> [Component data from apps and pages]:
⟨
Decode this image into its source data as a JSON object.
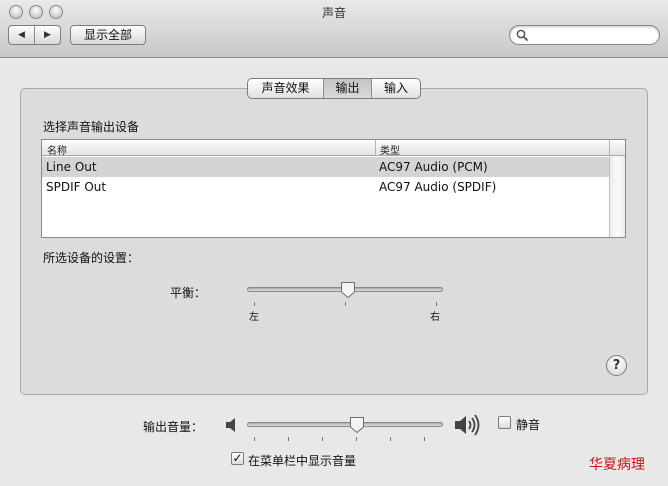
{
  "window": {
    "title": "声音"
  },
  "toolbar": {
    "back_glyph": "◀",
    "forward_glyph": "▶",
    "show_all_label": "显示全部",
    "search_value": "",
    "search_placeholder": ""
  },
  "tabs": [
    {
      "label": "声音效果",
      "selected": false
    },
    {
      "label": "输出",
      "selected": true
    },
    {
      "label": "输入",
      "selected": false
    }
  ],
  "output": {
    "section_title": "选择声音输出设备",
    "table": {
      "columns": [
        "名称",
        "类型"
      ],
      "rows": [
        {
          "name": "Line Out",
          "type": "AC97 Audio (PCM)",
          "selected": true
        },
        {
          "name": "SPDIF Out",
          "type": "AC97 Audio (SPDIF)",
          "selected": false
        }
      ]
    },
    "device_settings_title": "所选设备的设置：",
    "balance": {
      "label": "平衡：",
      "left_label": "左",
      "right_label": "右",
      "value": 0.5
    }
  },
  "help_label": "?",
  "volume": {
    "label": "输出音量：",
    "value": 0.55,
    "mute_label": "静音",
    "muted": false
  },
  "menubar_checkbox": {
    "label": "在菜单栏中显示音量",
    "checked": true,
    "check_glyph": "✓"
  },
  "watermark": "华夏病理",
  "colors": {
    "selected_row": "#d4d4d4",
    "watermark": "#d0101a"
  }
}
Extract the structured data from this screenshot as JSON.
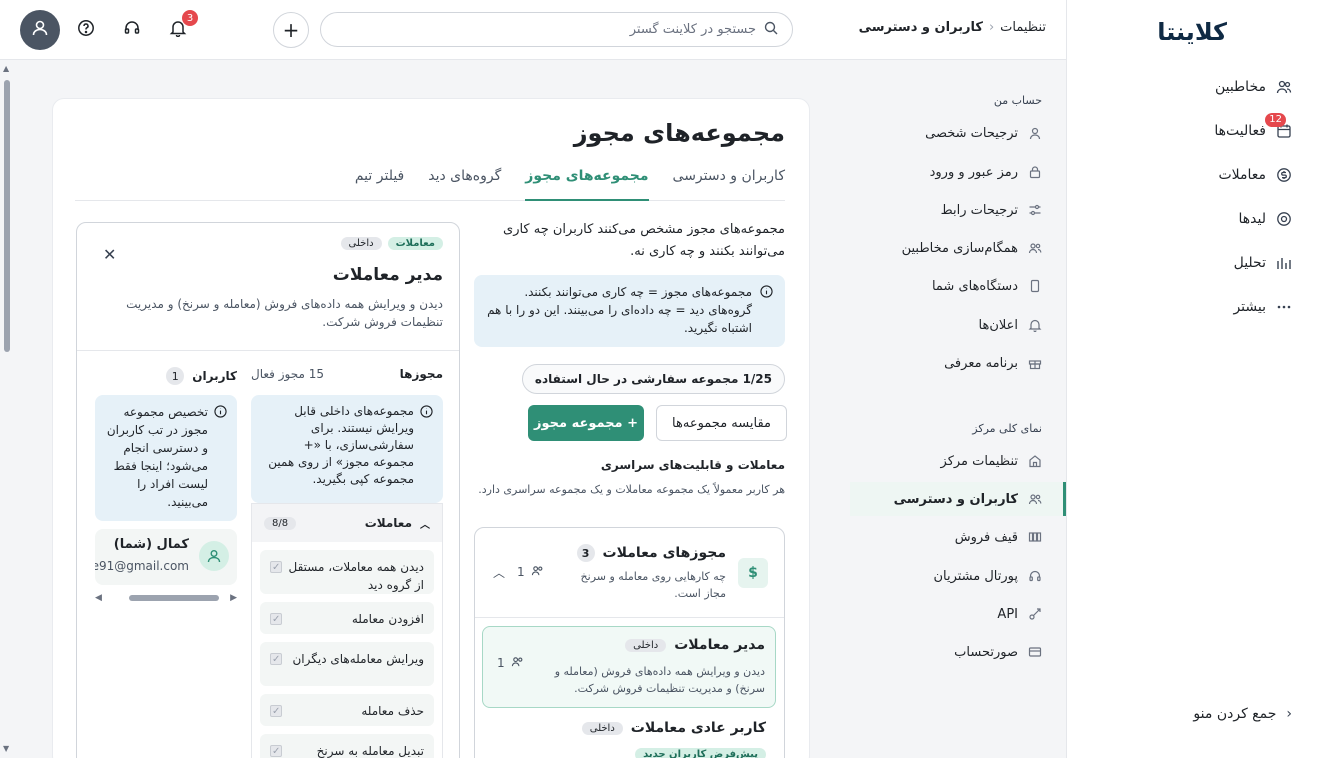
{
  "brand": {
    "logo": "کلاینتا"
  },
  "main_nav": {
    "items": [
      {
        "label": "مخاطبین",
        "icon": "users-icon"
      },
      {
        "label": "فعالیت‌ها",
        "icon": "calendar-icon",
        "badge": "12"
      },
      {
        "label": "معاملات",
        "icon": "coin-icon"
      },
      {
        "label": "لیدها",
        "icon": "target-icon"
      },
      {
        "label": "تحلیل",
        "icon": "chart-icon"
      },
      {
        "label": "بیشتر",
        "icon": "more-icon"
      }
    ],
    "collapse_label": "جمع کردن منو"
  },
  "topbar": {
    "breadcrumb_root": "تنظیمات",
    "breadcrumb_current": "کاربران و دسترسی",
    "search_placeholder": "جستجو در کلاینت گستر",
    "notifications_count": "3"
  },
  "settings_nav": {
    "section_account": "حساب من",
    "account_items": [
      {
        "label": "ترجیحات شخصی",
        "icon": "user-icon"
      },
      {
        "label": "رمز عبور و ورود",
        "icon": "lock-icon"
      },
      {
        "label": "ترجیحات رابط",
        "icon": "sliders-icon"
      },
      {
        "label": "همگام‌سازی مخاطبین",
        "icon": "sync-users-icon"
      },
      {
        "label": "دستگاه‌های شما",
        "icon": "phone-icon"
      },
      {
        "label": "اعلان‌ها",
        "icon": "bell-icon"
      },
      {
        "label": "برنامه معرفی",
        "icon": "gift-icon"
      }
    ],
    "section_center": "نمای کلی مرکز",
    "center_items": [
      {
        "label": "تنظیمات مرکز",
        "icon": "building-icon"
      },
      {
        "label": "کاربران و دسترسی",
        "icon": "users-icon",
        "active": true
      },
      {
        "label": "قیف فروش",
        "icon": "pipeline-icon"
      },
      {
        "label": "پورتال مشتریان",
        "icon": "headset-icon"
      },
      {
        "label": "API",
        "icon": "api-icon"
      },
      {
        "label": "صورتحساب",
        "icon": "card-icon"
      }
    ]
  },
  "page": {
    "title": "مجموعه‌های مجوز",
    "tabs": [
      "کاربران و دسترسی",
      "مجموعه‌های مجوز",
      "گروه‌های دید",
      "فیلتر تیم"
    ],
    "active_tab": 1,
    "intro": "مجموعه‌های مجوز مشخص می‌کنند کاربران چه کاری می‌توانند بکنند و چه کاری نه.",
    "info": "مجموعه‌های مجوز = چه کاری می‌توانند بکنند. گروه‌های دید = چه داده‌ای را می‌بینند. این دو را با هم اشتباه نگیرید.",
    "usage": "1/25 مجموعه سفارشی در حال استفاده",
    "btn_new": "+ مجموعه مجوز",
    "btn_compare": "مقایسه مجموعه‌ها",
    "section_title": "معاملات و قابلیت‌های سراسری",
    "section_desc": "هر کاربر معمولاً یک مجموعه معاملات و یک مجموعه سراسری دارد."
  },
  "group": {
    "title": "مجوزهای معاملات",
    "count": "3",
    "desc": "چه کارهایی روی معامله و سرنخ مجاز است.",
    "users": "1",
    "icon": "dollar-icon",
    "roles": [
      {
        "title": "مدیر معاملات",
        "tag": "داخلی",
        "desc": "دیدن و ویرایش همه داده‌های فروش (معامله و سرنخ) و مدیریت تنظیمات فروش شرکت.",
        "users": "1"
      },
      {
        "title": "کاربر عادی معاملات",
        "tag": "داخلی",
        "default_tag": "پیش‌فرض کاربران جدید"
      }
    ]
  },
  "panel": {
    "tag_category": "معاملات",
    "tag_type": "داخلی",
    "title": "مدیر معاملات",
    "desc": "دیدن و ویرایش همه داده‌های فروش (معامله و سرنخ) و مدیریت تنظیمات فروش شرکت.",
    "perms_label": "مجوزها",
    "perms_active": "15 مجوز فعال",
    "perms_info": "مجموعه‌های داخلی قابل ویرایش نیستند. برای سفارشی‌سازی، با «+ مجموعه مجوز» از روی همین مجموعه کپی بگیرید.",
    "category": "معاملات",
    "category_count": "8/8",
    "perm_items": [
      "دیدن همه معاملات، مستقل از گروه دید",
      "افزودن معامله",
      "ویرایش معامله‌های دیگران",
      "حذف معامله",
      "تبدیل معامله به سرنخ"
    ],
    "users_label": "کاربران",
    "users_count": "1",
    "users_info": "تخصیص مجموعه مجوز در تب کاربران و دسترسی انجام می‌شود؛ اینجا فقط لیست افراد را می‌بینید.",
    "user_name": "کمال (شما)",
    "user_email": "e91@gmail.com"
  }
}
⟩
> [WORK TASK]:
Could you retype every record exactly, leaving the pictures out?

> [WRITTEN RESPONSE]:
Decode this image into its source data as a JSON object.
{
  "window": {
    "title": "声音"
  },
  "toolbar": {
    "back_glyph": "◀",
    "forward_glyph": "▶",
    "show_all_label": "显示全部",
    "search_value": "",
    "search_placeholder": ""
  },
  "tabs": [
    {
      "label": "声音效果",
      "selected": false
    },
    {
      "label": "输出",
      "selected": true
    },
    {
      "label": "输入",
      "selected": false
    }
  ],
  "output": {
    "section_title": "选择声音输出设备",
    "table": {
      "columns": [
        "名称",
        "类型"
      ],
      "rows": [
        {
          "name": "Line Out",
          "type": "AC97 Audio (PCM)",
          "selected": true
        },
        {
          "name": "SPDIF Out",
          "type": "AC97 Audio (SPDIF)",
          "selected": false
        }
      ]
    },
    "device_settings_title": "所选设备的设置：",
    "balance": {
      "label": "平衡：",
      "left_label": "左",
      "right_label": "右",
      "value": 0.5
    }
  },
  "help_label": "?",
  "volume": {
    "label": "输出音量：",
    "value": 0.55,
    "mute_label": "静音",
    "muted": false
  },
  "menubar_checkbox": {
    "label": "在菜单栏中显示音量",
    "checked": true,
    "check_glyph": "✓"
  },
  "watermark": "华夏病理",
  "colors": {
    "selected_row": "#d4d4d4",
    "watermark": "#d0101a"
  }
}
Extract the structured data from this screenshot as JSON.
{
  "brand": {
    "logo": "کلاینتا"
  },
  "main_nav": {
    "items": [
      {
        "label": "مخاطبین",
        "icon": "users-icon"
      },
      {
        "label": "فعالیت‌ها",
        "icon": "calendar-icon",
        "badge": "12"
      },
      {
        "label": "معاملات",
        "icon": "coin-icon"
      },
      {
        "label": "لیدها",
        "icon": "target-icon"
      },
      {
        "label": "تحلیل",
        "icon": "chart-icon"
      },
      {
        "label": "بیشتر",
        "icon": "more-icon"
      }
    ],
    "collapse_label": "جمع کردن منو"
  },
  "topbar": {
    "breadcrumb_root": "تنظیمات",
    "breadcrumb_current": "کاربران و دسترسی",
    "search_placeholder": "جستجو در کلاینت گستر",
    "notifications_count": "3"
  },
  "settings_nav": {
    "section_account": "حساب من",
    "account_items": [
      {
        "label": "ترجیحات شخصی",
        "icon": "user-icon"
      },
      {
        "label": "رمز عبور و ورود",
        "icon": "lock-icon"
      },
      {
        "label": "ترجیحات رابط",
        "icon": "sliders-icon"
      },
      {
        "label": "همگام‌سازی مخاطبین",
        "icon": "sync-users-icon"
      },
      {
        "label": "دستگاه‌های شما",
        "icon": "phone-icon"
      },
      {
        "label": "اعلان‌ها",
        "icon": "bell-icon"
      },
      {
        "label": "برنامه معرفی",
        "icon": "gift-icon"
      }
    ],
    "section_center": "نمای کلی مرکز",
    "center_items": [
      {
        "label": "تنظیمات مرکز",
        "icon": "building-icon"
      },
      {
        "label": "کاربران و دسترسی",
        "icon": "users-icon",
        "active": true
      },
      {
        "label": "قیف فروش",
        "icon": "pipeline-icon"
      },
      {
        "label": "پورتال مشتریان",
        "icon": "headset-icon"
      },
      {
        "label": "API",
        "icon": "api-icon"
      },
      {
        "label": "صورتحساب",
        "icon": "card-icon"
      }
    ]
  },
  "page": {
    "title": "مجموعه‌های مجوز",
    "tabs": [
      "کاربران و دسترسی",
      "مجموعه‌های مجوز",
      "گروه‌های دید",
      "فیلتر تیم"
    ],
    "active_tab": 1,
    "intro": "مجموعه‌های مجوز مشخص می‌کنند کاربران چه کاری می‌توانند بکنند و چه کاری نه.",
    "info": "مجموعه‌های مجوز = چه کاری می‌توانند بکنند. گروه‌های دید = چه داده‌ای را می‌بینند. این دو را با هم اشتباه نگیرید.",
    "usage": "1/25 مجموعه سفارشی در حال استفاده",
    "btn_new": "+ مجموعه مجوز",
    "btn_compare": "مقایسه مجموعه‌ها",
    "section_title": "معاملات و قابلیت‌های سراسری",
    "section_desc": "هر کاربر معمولاً یک مجموعه معاملات و یک مجموعه سراسری دارد."
  },
  "group": {
    "title": "مجوزهای معاملات",
    "count": "3",
    "desc": "چه کارهایی روی معامله و سرنخ مجاز است.",
    "users": "1",
    "icon": "dollar-icon",
    "roles": [
      {
        "title": "مدیر معاملات",
        "tag": "داخلی",
        "desc": "دیدن و ویرایش همه داده‌های فروش (معامله و سرنخ) و مدیریت تنظیمات فروش شرکت.",
        "users": "1"
      },
      {
        "title": "کاربر عادی معاملات",
        "tag": "داخلی",
        "default_tag": "پیش‌فرض کاربران جدید"
      }
    ]
  },
  "panel": {
    "tag_category": "معاملات",
    "tag_type": "داخلی",
    "title": "مدیر معاملات",
    "desc": "دیدن و ویرایش همه داده‌های فروش (معامله و سرنخ) و مدیریت تنظیمات فروش شرکت.",
    "perms_label": "مجوزها",
    "perms_active": "15 مجوز فعال",
    "perms_info": "مجموعه‌های داخلی قابل ویرایش نیستند. برای سفارشی‌سازی، با «+ مجموعه مجوز» از روی همین مجموعه کپی بگیرید.",
    "category": "معاملات",
    "category_count": "8/8",
    "perm_items": [
      "دیدن همه معاملات، مستقل از گروه دید",
      "افزودن معامله",
      "ویرایش معامله‌های دیگران",
      "حذف معامله",
      "تبدیل معامله به سرنخ"
    ],
    "users_label": "کاربران",
    "users_count": "1",
    "users_info": "تخصیص مجموعه مجوز در تب کاربران و دسترسی انجام می‌شود؛ اینجا فقط لیست افراد را می‌بینید.",
    "user_name": "کمال (شما)",
    "user_email": "e91@gmail.com"
  }
}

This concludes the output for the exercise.